Problem details.
Here is the listing. Report each line in it that contains the string "REST".

Exercise material.
□ □ □ □
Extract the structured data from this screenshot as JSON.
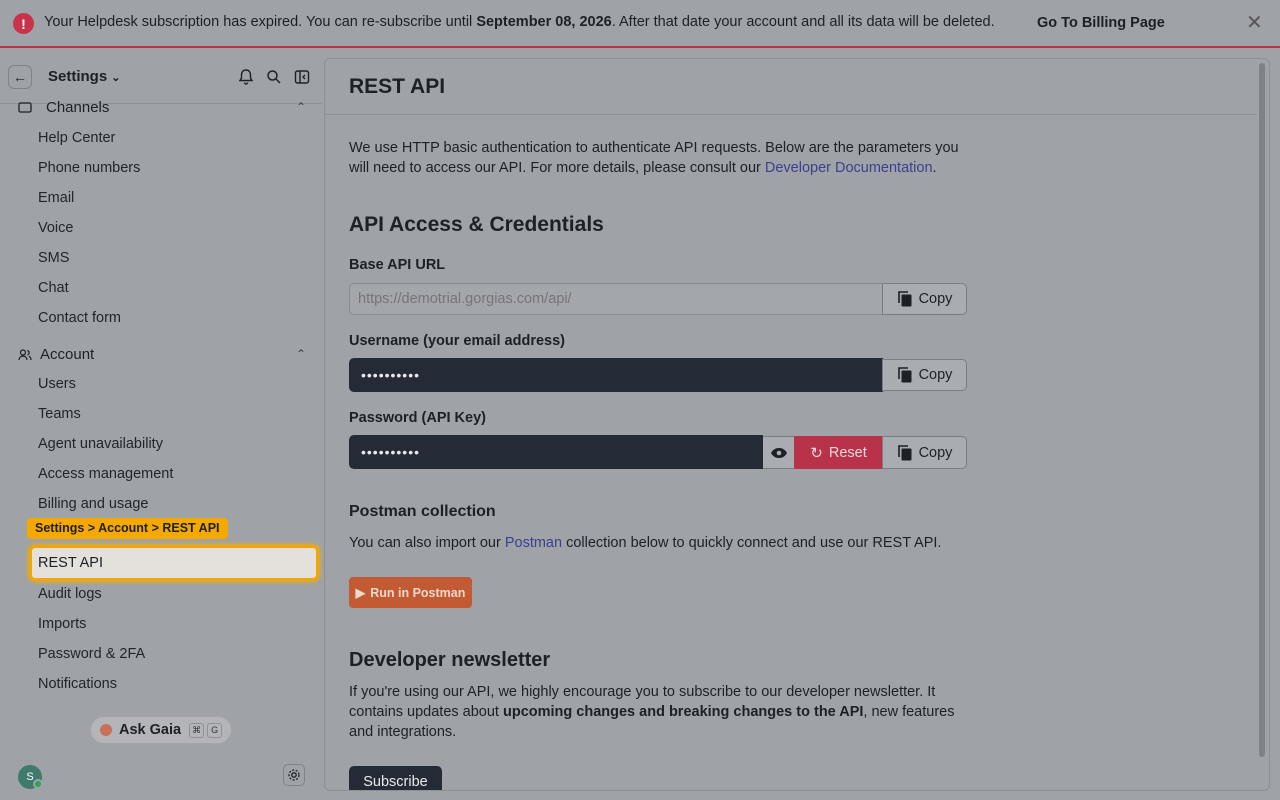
{
  "banner": {
    "text_before": "Your Helpdesk subscription has expired. You can re-subscribe until ",
    "date": "September 08, 2026",
    "text_after": ". After that date your account and all its data will be deleted.",
    "link": "Go To Billing Page"
  },
  "sidebar": {
    "title": "Settings",
    "channels_label": "Channels",
    "channels_items": [
      "Help Center",
      "Phone numbers",
      "Email",
      "Voice",
      "SMS",
      "Chat",
      "Contact form"
    ],
    "account_label": "Account",
    "account_items_before": [
      "Users",
      "Teams",
      "Agent unavailability",
      "Access management",
      "Billing and usage"
    ],
    "active_item": "REST API",
    "account_items_after": [
      "Audit logs",
      "Imports",
      "Password & 2FA",
      "Notifications"
    ],
    "breadcrumb_tag": "Settings > Account > REST API",
    "ask_gaia": "Ask Gaia",
    "kbd1": "⌘",
    "kbd2": "G",
    "avatar_initial": "S"
  },
  "main": {
    "title": "REST API",
    "intro_1": "We use HTTP basic authentication to authenticate API requests. Below are the parameters you will need to access our API. For more details, please consult our ",
    "intro_link": "Developer Documentation",
    "intro_end": ".",
    "credentials_heading": "API Access & Credentials",
    "base_url_label": "Base API URL",
    "base_url_value": "https://demotrial.gorgias.com/api/",
    "username_label": "Username (your email address)",
    "username_value": "••••••••••",
    "password_label": "Password (API Key)",
    "password_value": "••••••••••",
    "copy_label": "Copy",
    "reset_label": "Reset",
    "postman_heading": "Postman collection",
    "postman_text_1": "You can also import our ",
    "postman_link": "Postman",
    "postman_text_2": " collection below to quickly connect and use our REST API.",
    "postman_button": "Run in Postman",
    "newsletter_heading": "Developer newsletter",
    "newsletter_text_1": "If you're using our API, we highly encourage you to subscribe to our developer newsletter. It contains updates about ",
    "newsletter_bold": "upcoming changes and breaking changes to the API",
    "newsletter_text_2": ", new features and integrations.",
    "subscribe_button": "Subscribe"
  },
  "colors": {
    "accent_highlight": "#f5a500",
    "danger": "#b8334a",
    "postman": "#c25a33",
    "dark_input": "#242a36"
  }
}
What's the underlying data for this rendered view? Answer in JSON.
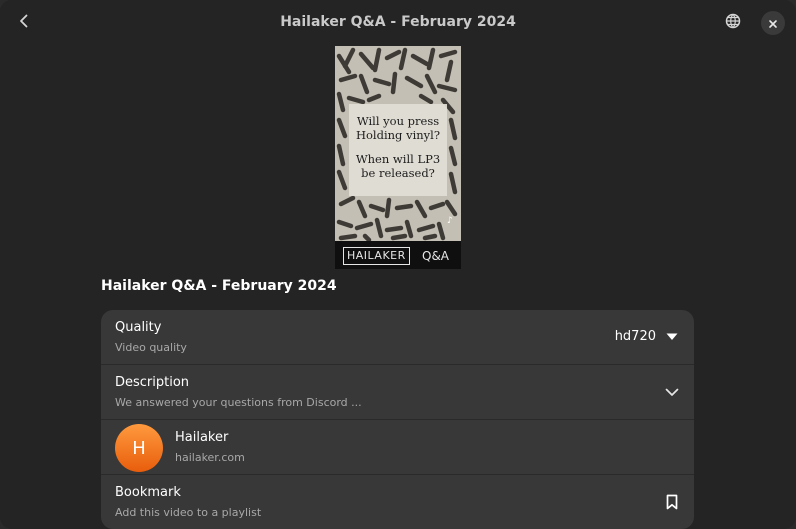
{
  "window": {
    "title": "Hailaker Q&A - February 2024"
  },
  "header": {
    "back_icon": "go-back-icon",
    "web_icon": "globe-icon",
    "close_icon": "close-icon"
  },
  "thumbnail": {
    "line1": "Will you press",
    "line2": "Holding vinyl?",
    "line3": "When will LP3",
    "line4": "be released?",
    "brand": "HAILAKER",
    "brand_suffix": "Q&A",
    "platform_mark": "♪"
  },
  "video": {
    "title": "Hailaker Q&A - February 2024"
  },
  "rows": {
    "quality": {
      "title": "Quality",
      "subtitle": "Video quality",
      "value": "hd720"
    },
    "description": {
      "title": "Description",
      "subtitle": "We answered your questions from Discord ..."
    },
    "author": {
      "initial": "H",
      "name": "Hailaker",
      "site": "hailaker.com"
    },
    "bookmark": {
      "title": "Bookmark",
      "subtitle": "Add this video to a playlist"
    }
  },
  "colors": {
    "window_bg": "#242424",
    "card_bg": "#383838",
    "avatar_top": "#ff9a3e",
    "avatar_bottom": "#e85d0c",
    "dim_text": "#a8a8a8"
  }
}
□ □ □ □
Written answer.
    "active_item": "REST API",
    "breadcrumb_tag": "Settings > Account > REST API",
    "title": "REST API",
    "postman_text_2": " collection below to quickly connect and use our REST API.",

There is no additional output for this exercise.